* What you are asked to do
Look through the entries for the string "icon" and copy every line where it shows up.

* Saved data entries
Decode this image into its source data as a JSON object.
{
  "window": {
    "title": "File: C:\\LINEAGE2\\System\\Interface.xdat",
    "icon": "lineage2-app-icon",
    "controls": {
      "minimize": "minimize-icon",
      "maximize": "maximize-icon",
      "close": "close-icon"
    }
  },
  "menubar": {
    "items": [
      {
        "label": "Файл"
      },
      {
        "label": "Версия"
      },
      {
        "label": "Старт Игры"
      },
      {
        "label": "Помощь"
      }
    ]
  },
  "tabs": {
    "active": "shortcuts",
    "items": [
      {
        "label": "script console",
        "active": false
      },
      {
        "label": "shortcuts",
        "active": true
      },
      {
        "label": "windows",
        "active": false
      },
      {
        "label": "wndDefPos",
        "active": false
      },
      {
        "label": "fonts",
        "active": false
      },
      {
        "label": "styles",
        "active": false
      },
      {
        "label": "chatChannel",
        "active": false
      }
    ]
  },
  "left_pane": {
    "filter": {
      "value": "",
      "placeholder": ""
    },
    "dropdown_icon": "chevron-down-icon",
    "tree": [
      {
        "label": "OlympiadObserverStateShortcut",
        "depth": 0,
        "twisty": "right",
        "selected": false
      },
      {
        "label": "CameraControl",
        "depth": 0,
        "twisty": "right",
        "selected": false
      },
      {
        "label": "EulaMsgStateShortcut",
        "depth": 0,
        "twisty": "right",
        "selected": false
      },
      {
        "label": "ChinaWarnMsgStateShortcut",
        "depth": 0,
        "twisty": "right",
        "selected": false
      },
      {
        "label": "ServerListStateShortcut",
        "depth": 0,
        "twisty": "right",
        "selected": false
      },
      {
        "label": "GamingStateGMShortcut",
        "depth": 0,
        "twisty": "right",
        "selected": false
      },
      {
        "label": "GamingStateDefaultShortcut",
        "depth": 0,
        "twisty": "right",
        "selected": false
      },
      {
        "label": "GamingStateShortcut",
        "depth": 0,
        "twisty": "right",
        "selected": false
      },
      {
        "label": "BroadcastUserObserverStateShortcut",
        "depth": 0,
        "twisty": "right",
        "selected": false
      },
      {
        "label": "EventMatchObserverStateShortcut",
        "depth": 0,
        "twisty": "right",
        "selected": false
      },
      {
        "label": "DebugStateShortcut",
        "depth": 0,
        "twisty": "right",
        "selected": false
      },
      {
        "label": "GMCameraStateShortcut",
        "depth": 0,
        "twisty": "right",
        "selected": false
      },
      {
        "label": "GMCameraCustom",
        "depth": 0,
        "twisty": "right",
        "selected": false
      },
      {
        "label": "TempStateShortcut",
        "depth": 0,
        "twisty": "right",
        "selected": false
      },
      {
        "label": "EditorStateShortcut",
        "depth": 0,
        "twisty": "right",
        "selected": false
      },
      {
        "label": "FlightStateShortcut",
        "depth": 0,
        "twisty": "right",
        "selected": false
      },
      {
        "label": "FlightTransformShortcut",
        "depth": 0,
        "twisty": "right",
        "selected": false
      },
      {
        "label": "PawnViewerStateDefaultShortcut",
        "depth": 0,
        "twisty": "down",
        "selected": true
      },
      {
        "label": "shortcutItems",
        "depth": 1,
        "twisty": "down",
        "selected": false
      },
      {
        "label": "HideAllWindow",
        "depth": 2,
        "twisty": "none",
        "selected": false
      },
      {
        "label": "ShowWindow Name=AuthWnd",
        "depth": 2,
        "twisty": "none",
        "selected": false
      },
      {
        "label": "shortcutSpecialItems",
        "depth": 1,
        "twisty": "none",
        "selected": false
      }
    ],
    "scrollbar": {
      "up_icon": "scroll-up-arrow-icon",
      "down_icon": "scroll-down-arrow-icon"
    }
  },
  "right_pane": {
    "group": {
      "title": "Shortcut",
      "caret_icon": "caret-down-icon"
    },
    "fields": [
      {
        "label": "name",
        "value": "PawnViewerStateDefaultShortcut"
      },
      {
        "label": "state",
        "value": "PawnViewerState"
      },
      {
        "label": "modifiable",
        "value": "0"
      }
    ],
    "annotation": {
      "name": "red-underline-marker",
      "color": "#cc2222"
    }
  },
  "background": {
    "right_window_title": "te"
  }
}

* Answer space
    "icon": "lineage2-app-icon",
      "minimize": "minimize-icon",
      "maximize": "maximize-icon",
      "close": "close-icon"
    "dropdown_icon": "chevron-down-icon",
      "up_icon": "scroll-up-arrow-icon",
      "down_icon": "scroll-down-arrow-icon"
      "caret_icon": "caret-down-icon"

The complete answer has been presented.